Last November, San Francisco Supervisor Matt Dorsey introduced a charter amendment, Proposition B, that would have addressed our city’s police understaffing crisis by reestablishing police staffing minimums, raising the minimum number of officers on the force over the next five years and establishing a $16 million police staffing fund to help recruit new officers. He worked closely with the San Francisco controller, the Mayor’s Office and the police chief to ensure the measure would empower our police without breaking the bank. It’s exactly the sort of thing our city needs.

Or, it was. A few weeks after Dorsey introduced the charter amendment, Supervisor Ahsha Safaí introduced a “poison pill”—a hostile amendment that would make Dorsey’s proposed plan contingent on a “future tax measure passed by the voters.” The amendment—or “cop tax,” as it has come to be known—also reduced Dorsey’s minimum staffing number by over 100 officers and was supported by Safaí’s allies on the Board of Supervisors, including Richmond District Supervisor Connie Chan, who in 2020 campaigned on dismantling the police. (For transparency, I am running against Chan for District 1 supervisor and ran against her in 2020.) Once the cop tax was introduced, Dorsey withdrew his support of Prop. B, as did Supervisors Joel Engardio and Rafael Mandelman, who co-sponsored the original proposal. 

Under the Chan-supported version of Prop. B, if we want more police on our streets, voters would have to approve an unnamed mystery tax at some undetermined future time. The same supervisors who have failed to uphold public safety in the past now want to further tax San Franciscans for a basic service we already pay for. Chan wants to charge us a premium for the right to feel safe on our streets and in our homes.

This is wrong. Public safety is not a luxury. It’s a core part of a functioning city, and in San Francisco, we pay to staff our police department with hard-earned tax dollars. We should not have to pay an additional fee to live in this city or leave our homes at night. 

Tying police funding to a future, unnamed tax is even more irresponsible given our city’s woeful police staffing shortage. Fully staffed, the San Francisco Police Department requires 2,182 full-duty sworn police officers. Today, we have 1,580. At the end of 2024, 300 more officers are eligible to retire. If they do, we will have little more than half the law enforcement required to protect San Francisco. The fact that Chan wants to make police staffing contingent on further taxes while we struggle to keep officers on the sheets is shameful. 

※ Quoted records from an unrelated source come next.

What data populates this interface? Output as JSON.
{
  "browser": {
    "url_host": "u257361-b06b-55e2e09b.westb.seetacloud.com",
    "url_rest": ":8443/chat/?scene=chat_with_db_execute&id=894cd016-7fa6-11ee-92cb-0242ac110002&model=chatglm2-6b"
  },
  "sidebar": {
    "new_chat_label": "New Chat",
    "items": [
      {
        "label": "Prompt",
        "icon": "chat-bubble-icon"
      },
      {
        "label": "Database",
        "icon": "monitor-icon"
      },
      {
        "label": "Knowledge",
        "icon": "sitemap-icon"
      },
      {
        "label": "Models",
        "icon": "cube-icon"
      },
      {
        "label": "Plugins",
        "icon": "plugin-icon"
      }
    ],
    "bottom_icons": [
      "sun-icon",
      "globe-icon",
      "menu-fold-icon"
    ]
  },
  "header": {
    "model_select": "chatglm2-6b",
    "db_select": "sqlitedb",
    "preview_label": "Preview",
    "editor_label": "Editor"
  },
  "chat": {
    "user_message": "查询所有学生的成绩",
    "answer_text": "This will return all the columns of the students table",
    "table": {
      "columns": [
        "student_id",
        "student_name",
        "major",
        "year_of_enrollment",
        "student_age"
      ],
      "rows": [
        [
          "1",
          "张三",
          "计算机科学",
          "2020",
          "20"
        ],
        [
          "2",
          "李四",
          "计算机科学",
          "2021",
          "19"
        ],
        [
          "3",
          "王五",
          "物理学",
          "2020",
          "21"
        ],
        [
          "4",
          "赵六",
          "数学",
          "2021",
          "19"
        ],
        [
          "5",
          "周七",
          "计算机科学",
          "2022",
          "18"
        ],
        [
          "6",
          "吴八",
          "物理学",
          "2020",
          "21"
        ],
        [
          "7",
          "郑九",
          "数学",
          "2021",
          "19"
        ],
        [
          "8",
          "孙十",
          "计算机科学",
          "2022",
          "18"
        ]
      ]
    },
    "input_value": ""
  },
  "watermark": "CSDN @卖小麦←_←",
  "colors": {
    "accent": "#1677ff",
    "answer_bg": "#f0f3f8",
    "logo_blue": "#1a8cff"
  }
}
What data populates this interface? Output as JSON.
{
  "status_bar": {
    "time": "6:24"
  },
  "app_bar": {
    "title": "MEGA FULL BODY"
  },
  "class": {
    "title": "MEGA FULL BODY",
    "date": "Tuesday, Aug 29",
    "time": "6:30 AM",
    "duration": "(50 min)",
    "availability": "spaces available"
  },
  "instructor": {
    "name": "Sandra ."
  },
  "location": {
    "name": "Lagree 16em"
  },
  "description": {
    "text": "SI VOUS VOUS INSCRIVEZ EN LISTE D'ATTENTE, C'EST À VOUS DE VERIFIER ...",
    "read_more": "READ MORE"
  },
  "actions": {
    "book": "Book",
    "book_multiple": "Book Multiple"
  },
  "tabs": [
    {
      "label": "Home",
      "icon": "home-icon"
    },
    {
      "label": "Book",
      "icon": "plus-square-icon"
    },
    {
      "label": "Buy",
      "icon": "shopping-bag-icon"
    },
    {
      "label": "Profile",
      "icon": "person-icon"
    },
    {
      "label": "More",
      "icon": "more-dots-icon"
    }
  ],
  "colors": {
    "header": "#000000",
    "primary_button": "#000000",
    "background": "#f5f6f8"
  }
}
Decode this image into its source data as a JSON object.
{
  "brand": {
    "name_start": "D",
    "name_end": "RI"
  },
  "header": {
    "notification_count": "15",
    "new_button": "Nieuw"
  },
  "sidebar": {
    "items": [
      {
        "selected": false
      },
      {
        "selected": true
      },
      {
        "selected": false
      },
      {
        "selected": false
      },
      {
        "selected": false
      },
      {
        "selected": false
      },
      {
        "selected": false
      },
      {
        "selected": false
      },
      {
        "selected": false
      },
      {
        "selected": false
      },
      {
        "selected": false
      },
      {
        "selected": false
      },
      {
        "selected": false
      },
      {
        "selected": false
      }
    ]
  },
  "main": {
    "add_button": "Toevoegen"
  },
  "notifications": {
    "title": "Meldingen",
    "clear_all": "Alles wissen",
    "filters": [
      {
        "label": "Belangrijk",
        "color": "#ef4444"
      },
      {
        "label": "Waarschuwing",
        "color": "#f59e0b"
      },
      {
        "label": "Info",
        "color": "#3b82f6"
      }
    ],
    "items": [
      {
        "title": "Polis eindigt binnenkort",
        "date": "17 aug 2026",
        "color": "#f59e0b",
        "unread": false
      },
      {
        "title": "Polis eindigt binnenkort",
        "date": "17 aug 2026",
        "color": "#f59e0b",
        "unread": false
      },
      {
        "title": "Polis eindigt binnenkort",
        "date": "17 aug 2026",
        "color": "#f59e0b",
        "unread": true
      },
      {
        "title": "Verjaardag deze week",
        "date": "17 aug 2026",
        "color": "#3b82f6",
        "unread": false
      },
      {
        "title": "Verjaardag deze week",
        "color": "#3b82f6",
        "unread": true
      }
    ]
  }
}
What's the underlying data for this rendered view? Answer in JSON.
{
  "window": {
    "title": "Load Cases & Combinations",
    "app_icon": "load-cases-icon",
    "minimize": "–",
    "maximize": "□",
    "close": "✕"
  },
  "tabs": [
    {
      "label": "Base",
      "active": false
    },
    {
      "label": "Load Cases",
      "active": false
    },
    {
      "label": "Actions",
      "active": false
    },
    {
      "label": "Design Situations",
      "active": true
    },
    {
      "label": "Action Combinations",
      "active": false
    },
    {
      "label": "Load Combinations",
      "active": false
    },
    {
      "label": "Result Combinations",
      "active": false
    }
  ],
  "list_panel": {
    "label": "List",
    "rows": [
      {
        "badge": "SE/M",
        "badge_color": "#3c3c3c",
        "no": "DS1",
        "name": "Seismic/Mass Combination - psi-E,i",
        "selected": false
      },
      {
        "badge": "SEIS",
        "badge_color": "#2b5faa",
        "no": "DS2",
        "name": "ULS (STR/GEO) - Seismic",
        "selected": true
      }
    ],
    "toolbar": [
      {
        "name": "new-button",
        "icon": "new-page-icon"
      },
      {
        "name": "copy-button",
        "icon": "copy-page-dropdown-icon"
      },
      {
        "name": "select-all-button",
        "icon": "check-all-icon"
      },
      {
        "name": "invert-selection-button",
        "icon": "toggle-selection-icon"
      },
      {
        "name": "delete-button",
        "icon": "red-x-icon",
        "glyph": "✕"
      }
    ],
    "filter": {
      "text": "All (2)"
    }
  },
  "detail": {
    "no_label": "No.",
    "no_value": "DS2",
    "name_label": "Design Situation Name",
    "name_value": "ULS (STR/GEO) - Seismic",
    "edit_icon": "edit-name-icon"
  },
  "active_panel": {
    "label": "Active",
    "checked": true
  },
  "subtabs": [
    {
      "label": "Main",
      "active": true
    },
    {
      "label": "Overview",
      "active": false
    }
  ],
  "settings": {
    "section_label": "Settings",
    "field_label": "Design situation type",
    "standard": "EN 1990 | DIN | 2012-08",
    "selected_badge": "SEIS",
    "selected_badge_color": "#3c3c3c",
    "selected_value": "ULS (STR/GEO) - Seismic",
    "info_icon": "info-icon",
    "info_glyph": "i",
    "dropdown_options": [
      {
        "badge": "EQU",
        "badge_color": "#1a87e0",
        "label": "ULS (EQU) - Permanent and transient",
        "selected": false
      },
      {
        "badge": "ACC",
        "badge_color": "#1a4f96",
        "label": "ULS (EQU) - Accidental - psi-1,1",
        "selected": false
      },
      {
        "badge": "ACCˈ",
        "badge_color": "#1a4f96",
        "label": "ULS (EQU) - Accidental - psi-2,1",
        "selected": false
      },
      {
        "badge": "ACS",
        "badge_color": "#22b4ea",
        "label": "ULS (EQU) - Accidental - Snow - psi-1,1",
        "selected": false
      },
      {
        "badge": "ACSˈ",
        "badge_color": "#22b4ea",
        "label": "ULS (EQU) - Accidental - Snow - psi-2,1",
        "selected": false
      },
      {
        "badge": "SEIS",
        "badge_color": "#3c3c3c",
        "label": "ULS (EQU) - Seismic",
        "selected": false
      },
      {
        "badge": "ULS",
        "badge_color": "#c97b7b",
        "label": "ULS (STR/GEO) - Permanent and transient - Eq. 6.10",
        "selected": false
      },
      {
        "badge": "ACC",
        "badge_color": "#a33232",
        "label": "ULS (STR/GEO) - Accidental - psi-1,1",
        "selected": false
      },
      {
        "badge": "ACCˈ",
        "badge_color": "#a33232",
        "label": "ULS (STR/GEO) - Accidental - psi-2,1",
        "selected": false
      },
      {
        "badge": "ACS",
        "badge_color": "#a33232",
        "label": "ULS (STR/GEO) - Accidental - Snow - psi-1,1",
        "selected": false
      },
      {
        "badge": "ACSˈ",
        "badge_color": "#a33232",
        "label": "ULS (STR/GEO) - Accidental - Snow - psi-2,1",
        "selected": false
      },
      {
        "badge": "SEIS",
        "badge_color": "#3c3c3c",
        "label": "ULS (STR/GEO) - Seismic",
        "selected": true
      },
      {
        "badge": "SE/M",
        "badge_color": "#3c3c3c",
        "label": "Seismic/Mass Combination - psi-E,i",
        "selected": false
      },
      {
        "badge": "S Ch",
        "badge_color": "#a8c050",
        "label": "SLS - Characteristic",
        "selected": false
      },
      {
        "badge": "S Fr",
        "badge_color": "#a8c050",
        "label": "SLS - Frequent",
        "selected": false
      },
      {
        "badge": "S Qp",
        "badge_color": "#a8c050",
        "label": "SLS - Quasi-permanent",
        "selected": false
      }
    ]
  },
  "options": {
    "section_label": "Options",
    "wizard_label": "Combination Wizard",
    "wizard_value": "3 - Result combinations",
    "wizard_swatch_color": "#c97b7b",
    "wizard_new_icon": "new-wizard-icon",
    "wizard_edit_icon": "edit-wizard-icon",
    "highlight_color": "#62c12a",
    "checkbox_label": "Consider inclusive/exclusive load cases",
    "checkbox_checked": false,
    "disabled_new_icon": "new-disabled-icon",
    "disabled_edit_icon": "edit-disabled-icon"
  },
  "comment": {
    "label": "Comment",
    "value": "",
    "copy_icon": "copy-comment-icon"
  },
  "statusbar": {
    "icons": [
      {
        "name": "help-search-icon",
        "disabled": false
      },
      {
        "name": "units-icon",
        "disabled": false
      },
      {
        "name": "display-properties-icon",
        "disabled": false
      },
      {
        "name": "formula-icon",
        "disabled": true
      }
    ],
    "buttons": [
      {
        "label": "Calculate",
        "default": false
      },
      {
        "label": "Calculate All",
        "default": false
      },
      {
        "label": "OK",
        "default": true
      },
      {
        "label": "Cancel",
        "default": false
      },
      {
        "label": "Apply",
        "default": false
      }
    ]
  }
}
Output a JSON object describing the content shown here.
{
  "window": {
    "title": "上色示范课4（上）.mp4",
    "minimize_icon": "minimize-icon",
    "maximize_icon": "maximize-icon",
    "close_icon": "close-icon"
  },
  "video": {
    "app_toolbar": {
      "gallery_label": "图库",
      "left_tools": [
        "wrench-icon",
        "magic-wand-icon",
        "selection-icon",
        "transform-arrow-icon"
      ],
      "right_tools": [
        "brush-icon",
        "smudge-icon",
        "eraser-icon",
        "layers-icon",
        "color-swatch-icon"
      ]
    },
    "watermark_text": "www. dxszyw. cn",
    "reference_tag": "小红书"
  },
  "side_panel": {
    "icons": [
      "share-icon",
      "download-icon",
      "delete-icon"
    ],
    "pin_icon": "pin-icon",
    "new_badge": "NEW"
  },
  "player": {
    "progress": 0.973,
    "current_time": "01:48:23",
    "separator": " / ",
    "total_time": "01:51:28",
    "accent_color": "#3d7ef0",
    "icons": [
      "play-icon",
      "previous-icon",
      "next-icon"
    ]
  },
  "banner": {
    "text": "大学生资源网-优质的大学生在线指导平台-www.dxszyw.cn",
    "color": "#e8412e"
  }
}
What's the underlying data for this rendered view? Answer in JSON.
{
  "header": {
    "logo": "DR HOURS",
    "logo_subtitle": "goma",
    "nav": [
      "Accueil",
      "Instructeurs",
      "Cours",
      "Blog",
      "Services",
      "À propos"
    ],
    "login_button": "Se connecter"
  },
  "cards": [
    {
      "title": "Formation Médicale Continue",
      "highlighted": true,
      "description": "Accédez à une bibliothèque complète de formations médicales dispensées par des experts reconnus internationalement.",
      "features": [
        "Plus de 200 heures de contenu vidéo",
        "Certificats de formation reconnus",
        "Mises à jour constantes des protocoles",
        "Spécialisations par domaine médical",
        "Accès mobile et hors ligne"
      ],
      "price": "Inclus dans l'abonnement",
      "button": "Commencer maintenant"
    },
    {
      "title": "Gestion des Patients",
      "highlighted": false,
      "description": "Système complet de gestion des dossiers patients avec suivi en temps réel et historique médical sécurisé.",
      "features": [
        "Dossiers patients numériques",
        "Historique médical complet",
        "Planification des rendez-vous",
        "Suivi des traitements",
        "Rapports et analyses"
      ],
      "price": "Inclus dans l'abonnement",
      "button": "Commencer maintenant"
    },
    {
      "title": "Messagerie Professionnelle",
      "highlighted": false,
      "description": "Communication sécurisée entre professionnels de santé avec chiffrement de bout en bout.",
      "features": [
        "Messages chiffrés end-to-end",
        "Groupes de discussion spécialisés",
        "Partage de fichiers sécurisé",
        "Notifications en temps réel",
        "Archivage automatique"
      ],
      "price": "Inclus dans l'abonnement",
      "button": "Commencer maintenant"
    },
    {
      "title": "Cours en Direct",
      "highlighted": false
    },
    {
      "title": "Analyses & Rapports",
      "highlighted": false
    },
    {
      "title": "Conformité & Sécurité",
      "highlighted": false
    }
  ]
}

Sadly, though, it is not surprising. Supervisors like Chan have obstructed public safety for years. She has consistently opposed or delayed initiatives necessary to keep the police department operating. In 2020, in an online District 1 candidate forum, she said it was time to “dismantle” the police department. In 2022, she voted against a provision that would expand the SFPD’s access to surveillance cameras, and at the end of last year, she delayed a budget hearing on the deployment of license-plate reading technology that would help police apprehend criminals—technology already used by the San Francisco Municipal Transportation Agency to assess parking tickets. Since her election to the board in 2020, Chan has failed to support our police, has been weak on crime and has refused to uphold public safety. 

In a stunningly tone-deaf and galling maneuver, however, Chan is now promoting Prop. B, using it to falsely claim that she is in favor of public safety—all while ignoring the cop tax that she voted to add to the amendment. District 1 residents are now receiving mailers featuring a smiling Chan, claiming that Prop. B “does not raise homeowner taxes” and will “make San Francisco safer.” These mailers are deliberately misleading, obstructive to policy and offensive to residents of the Richmond. 

Chan’s bait-and-switch tactics, however, are paper thin and fooling no one. Under her watch, violent crime and personal property theft are on the rise. In the Richmond, where I live, countless residents have been victimized. Last year, our beloved shopkeeper at Richmond Market was killed by someone trying to steal two beers. (I live a block away; Richmond Market was the first place I let my kids walk to on their own.) At a recent event in the Richmond, more than half the people raised their hands when I asked how many had had their vehicles broken into.

San Francisco does not need to be like this. Supervisors like Connie Chan have undermined public safety for too long. Now, they’re supporting Prop. B, with its poison pill “cop tax,” but don’t be fooled. Prop. B is simply BS.

This piece has been corrected to reflect that Chan was elected to the board in 2020.

Marjan Philhour is a small business owner and community advocate who has worked in federal, state and local government. Philhour served on her local PTA and co-founded the Balboa Village Merchants Association. She is a 2024 candidate for the Board of Supervisors.

We’d like to hear what you think about this or any of our opinion articles. You can email us at Interested in submitting an opinion piece of your own? Review our submission guidelines.